◆ WHAT IS EXPECTED:
Below are records; count the lines in them that hold "this" and give only the count.

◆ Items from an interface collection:
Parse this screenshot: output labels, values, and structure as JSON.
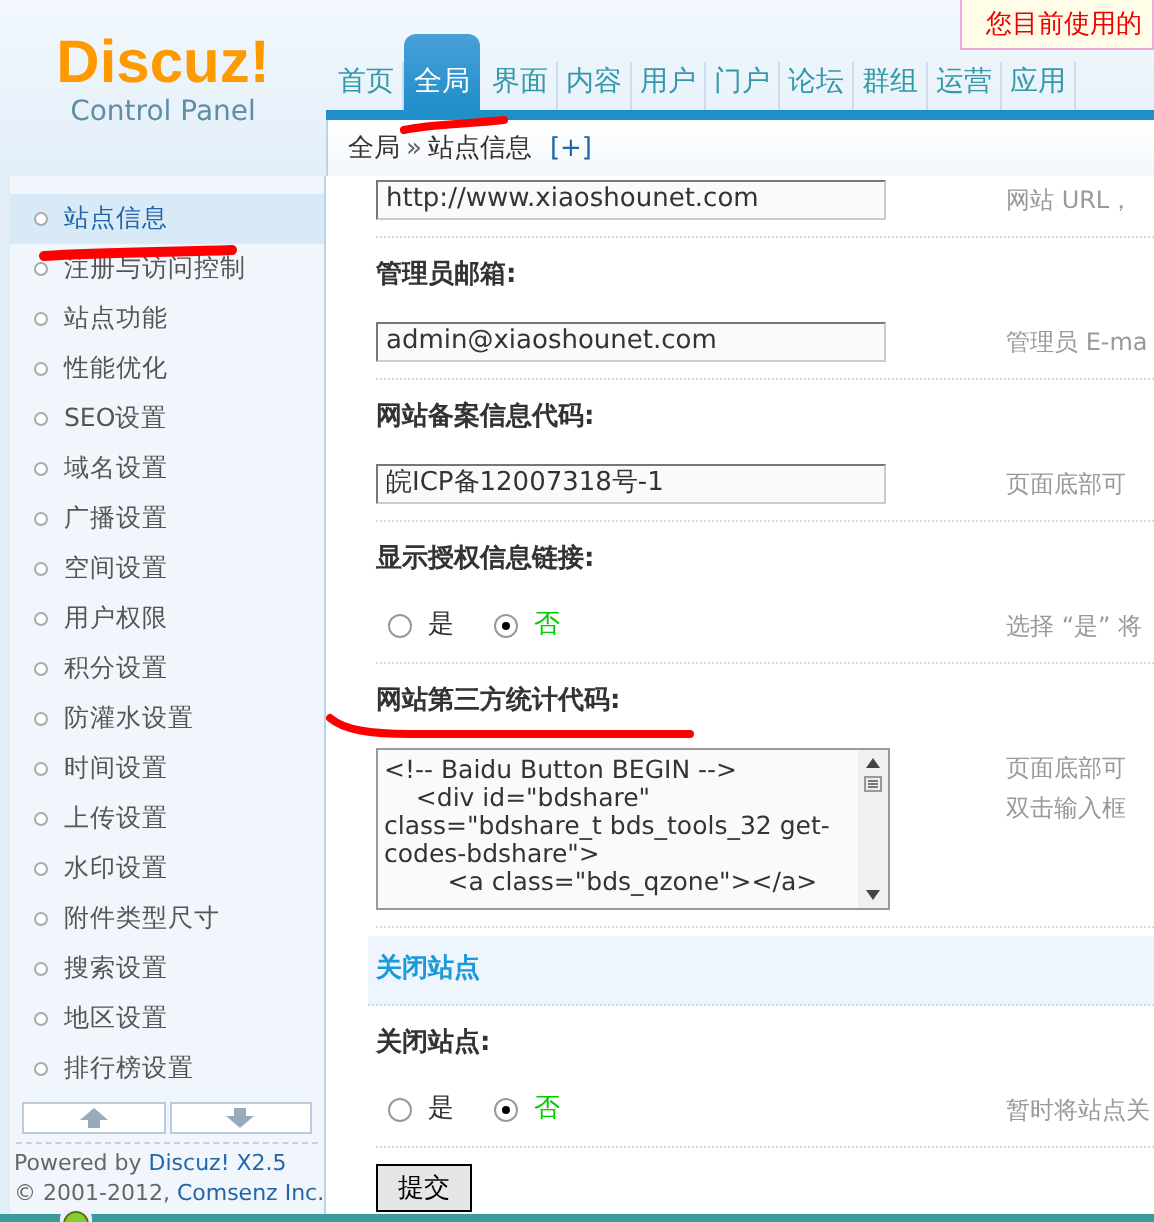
{
  "notice": "您目前使用的",
  "logo": {
    "name": "Discuz!",
    "subtitle": "Control Panel"
  },
  "nav": [
    {
      "label": "首页",
      "selected": false
    },
    {
      "label": "全局",
      "selected": true
    },
    {
      "label": "界面",
      "selected": false
    },
    {
      "label": "内容",
      "selected": false
    },
    {
      "label": "用户",
      "selected": false
    },
    {
      "label": "门户",
      "selected": false
    },
    {
      "label": "论坛",
      "selected": false
    },
    {
      "label": "群组",
      "selected": false
    },
    {
      "label": "运营",
      "selected": false
    },
    {
      "label": "应用",
      "selected": false
    }
  ],
  "breadcrumb": {
    "items": [
      "全局",
      "站点信息"
    ],
    "separator": "»",
    "add": "[+]"
  },
  "sidebar": {
    "items": [
      {
        "label": "站点信息",
        "selected": true
      },
      {
        "label": "注册与访问控制",
        "selected": false
      },
      {
        "label": "站点功能",
        "selected": false
      },
      {
        "label": "性能优化",
        "selected": false
      },
      {
        "label": "SEO设置",
        "selected": false
      },
      {
        "label": "域名设置",
        "selected": false
      },
      {
        "label": "广播设置",
        "selected": false
      },
      {
        "label": "空间设置",
        "selected": false
      },
      {
        "label": "用户权限",
        "selected": false
      },
      {
        "label": "积分设置",
        "selected": false
      },
      {
        "label": "防灌水设置",
        "selected": false
      },
      {
        "label": "时间设置",
        "selected": false
      },
      {
        "label": "上传设置",
        "selected": false
      },
      {
        "label": "水印设置",
        "selected": false
      },
      {
        "label": "附件类型尺寸",
        "selected": false
      },
      {
        "label": "搜索设置",
        "selected": false
      },
      {
        "label": "地区设置",
        "selected": false
      },
      {
        "label": "排行榜设置",
        "selected": false
      }
    ],
    "powered_by": "Powered by",
    "product": "Discuz! X2.5",
    "copyright": "© 2001-2012,",
    "company": "Comsenz Inc."
  },
  "form": {
    "rows": [
      {
        "kind": "input",
        "value": "http://www.xiaoshounet.com",
        "hint": "网站 URL，"
      },
      {
        "kind": "input",
        "label": "管理员邮箱:",
        "value": "admin@xiaoshounet.com",
        "hint": "管理员 E-ma"
      },
      {
        "kind": "input",
        "label": "网站备案信息代码:",
        "value": "皖ICP备12007318号-1",
        "hint": "页面底部可"
      },
      {
        "kind": "radio",
        "label": "显示授权信息链接:",
        "options": [
          {
            "label": "是",
            "selected": false
          },
          {
            "label": "否",
            "selected": true
          }
        ],
        "hint": "选择 “是” 将"
      },
      {
        "kind": "textarea",
        "label": "网站第三方统计代码:",
        "value": "<!-- Baidu Button BEGIN -->\n    <div id=\"bdshare\" class=\"bdshare_t bds_tools_32 get-codes-bdshare\">\n        <a class=\"bds_qzone\"></a>",
        "hints": [
          "页面底部可",
          "双击输入框"
        ]
      },
      {
        "kind": "section",
        "title": "关闭站点"
      },
      {
        "kind": "radio",
        "label": "关闭站点:",
        "options": [
          {
            "label": "是",
            "selected": false
          },
          {
            "label": "否",
            "selected": true
          }
        ],
        "hint": "暂时将站点关"
      }
    ],
    "submit": "提交"
  }
}
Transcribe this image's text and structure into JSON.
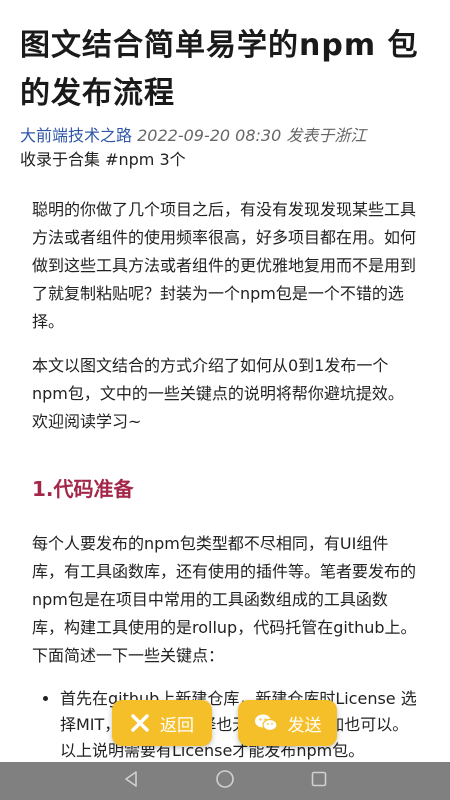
{
  "article": {
    "title": "图文结合简单易学的npm 包的发布流程",
    "author": "大前端技术之路",
    "date_location": "2022-09-20 08:30 发表于浙江",
    "collection": "收录于合集 #npm 3个"
  },
  "content": {
    "paragraphs": [
      "聪明的你做了几个项目之后，有没有发现发现某些工具方法或者组件的使用频率很高，好多项目都在用。如何做到这些工具方法或者组件的更优雅地复用而不是用到了就复制粘贴呢？封装为一个npm包是一个不错的选择。",
      "本文以图文结合的方式介绍了如何从0到1发布一个npm包，文中的一些关键点的说明将帮你避坑提效。欢迎阅读学习~"
    ],
    "section_title": "1.代码准备",
    "section_para": "每个人要发布的npm包类型都不尽相同，有UI组件库，有工具函数库，还有使用的插件等。笔者要发布的npm包是在项目中常用的工具函数组成的工具函数库，构建工具使用的是rollup，代码托管在github上。下面简述一下一些关键点：",
    "bullets": [
      "首先在github上新建仓库，新建仓库时License 选择MIT，此步骤不选择也无妨，后续添加也可以。以上说明需要有License才能发布npm包。"
    ]
  },
  "floating": {
    "back_label": "返回",
    "send_label": "发送"
  },
  "icons": {
    "back": "close-x-icon",
    "send": "wechat-icon",
    "nav_back": "triangle-back-icon",
    "nav_home": "circle-home-icon",
    "nav_recent": "square-recent-icon"
  },
  "colors": {
    "author": "#2f57a8",
    "section_title": "#a4274a",
    "floating_button": "#f5bf2a",
    "nav_bar": "#808080"
  }
}
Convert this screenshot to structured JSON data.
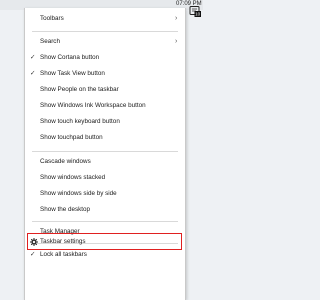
{
  "clock": "07:09 PM",
  "notifications": {
    "count": "10"
  },
  "menu": {
    "toolbars": "Toolbars",
    "search": "Search",
    "show_cortana": "Show Cortana button",
    "show_task_view": "Show Task View button",
    "show_people": "Show People on the taskbar",
    "show_ink": "Show Windows Ink Workspace button",
    "show_keyboard": "Show touch keyboard button",
    "show_touchpad": "Show touchpad button",
    "cascade": "Cascade windows",
    "stacked": "Show windows stacked",
    "side_by_side": "Show windows side by side",
    "desktop": "Show the desktop",
    "task_manager": "Task Manager",
    "lock": "Lock all taskbars",
    "settings": "Taskbar settings"
  },
  "icons": {
    "check": "check-icon",
    "submenu": "chevron-right-icon",
    "settings": "gear-icon",
    "notifications": "notification-icon"
  },
  "colors": {
    "highlight": "#e02020"
  }
}
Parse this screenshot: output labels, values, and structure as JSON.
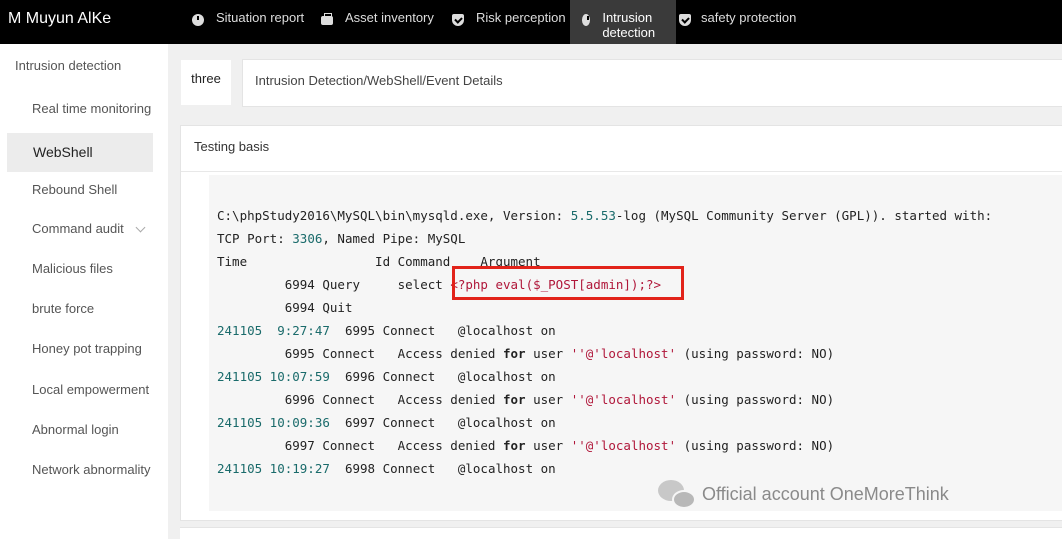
{
  "app": {
    "brand": "M Muyun AlKe"
  },
  "topnav": [
    {
      "label": "Situation report",
      "icon": "pie-icon"
    },
    {
      "label": "Asset inventory",
      "icon": "box-icon"
    },
    {
      "label": "Risk perception",
      "icon": "shield-icon"
    },
    {
      "label": "Intrusion detection",
      "icon": "pie-icon",
      "active": true
    },
    {
      "label": "safety protection",
      "icon": "shield-icon"
    }
  ],
  "sidebar": {
    "section_title": "Intrusion detection",
    "items": [
      {
        "label": "Real time monitoring"
      },
      {
        "label": "WebShell",
        "active": true
      },
      {
        "label": "Rebound Shell"
      },
      {
        "label": "Command audit"
      },
      {
        "label": "Malicious files"
      },
      {
        "label": "brute force"
      },
      {
        "label": "Honey pot trapping"
      },
      {
        "label": "Local empowerment"
      },
      {
        "label": "Abnormal login"
      },
      {
        "label": "Network abnormality"
      }
    ]
  },
  "breadcrumb": {
    "left": "three",
    "path": "Intrusion Detection/WebShell/Event Details"
  },
  "card": {
    "title": "Testing basis"
  },
  "log": {
    "l1_a": "C:\\phpStudy2016\\MySQL\\bin\\mysqld.exe, Version: ",
    "l1_ver": "5.5.53",
    "l1_b": "-log (MySQL Community Server (GPL)). started with:",
    "l2_a": "TCP Port: ",
    "l2_port": "3306",
    "l2_b": ", Named Pipe: MySQL",
    "l3": "Time                 Id Command    Argument",
    "l4_id": "6994",
    "l4_b": " Query     select ",
    "l4_payload": "<?php eval($_POST[admin]);?>",
    "l5_id": "6994",
    "l5_b": " Quit",
    "rows": [
      {
        "ts": "241105  9:27:47",
        "id": "6995",
        "text": " Connect   @localhost on"
      },
      {
        "id": "6995",
        "a": " Connect   Access denied ",
        "kw": "for",
        "b": " user ",
        "user": "''@'localhost'",
        "c": " (using password: NO)"
      },
      {
        "ts": "241105 10:07:59",
        "id": "6996",
        "text": " Connect   @localhost on"
      },
      {
        "id": "6996",
        "a": " Connect   Access denied ",
        "kw": "for",
        "b": " user ",
        "user": "''@'localhost'",
        "c": " (using password: NO)"
      },
      {
        "ts": "241105 10:09:36",
        "id": "6997",
        "text": " Connect   @localhost on"
      },
      {
        "id": "6997",
        "a": " Connect   Access denied ",
        "kw": "for",
        "b": " user ",
        "user": "''@'localhost'",
        "c": " (using password: NO)"
      },
      {
        "ts": "241105 10:19:27",
        "id": "6998",
        "text": " Connect   @localhost on"
      }
    ]
  },
  "watermark": {
    "text": "Official account OneMoreThink",
    "icon": "wechat-icon"
  },
  "colors": {
    "topbar": "#000000",
    "highlight_border": "#e2231a",
    "string": "#b0173a",
    "number": "#1a6b6b"
  }
}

◆ WRITTEN REPLY:
4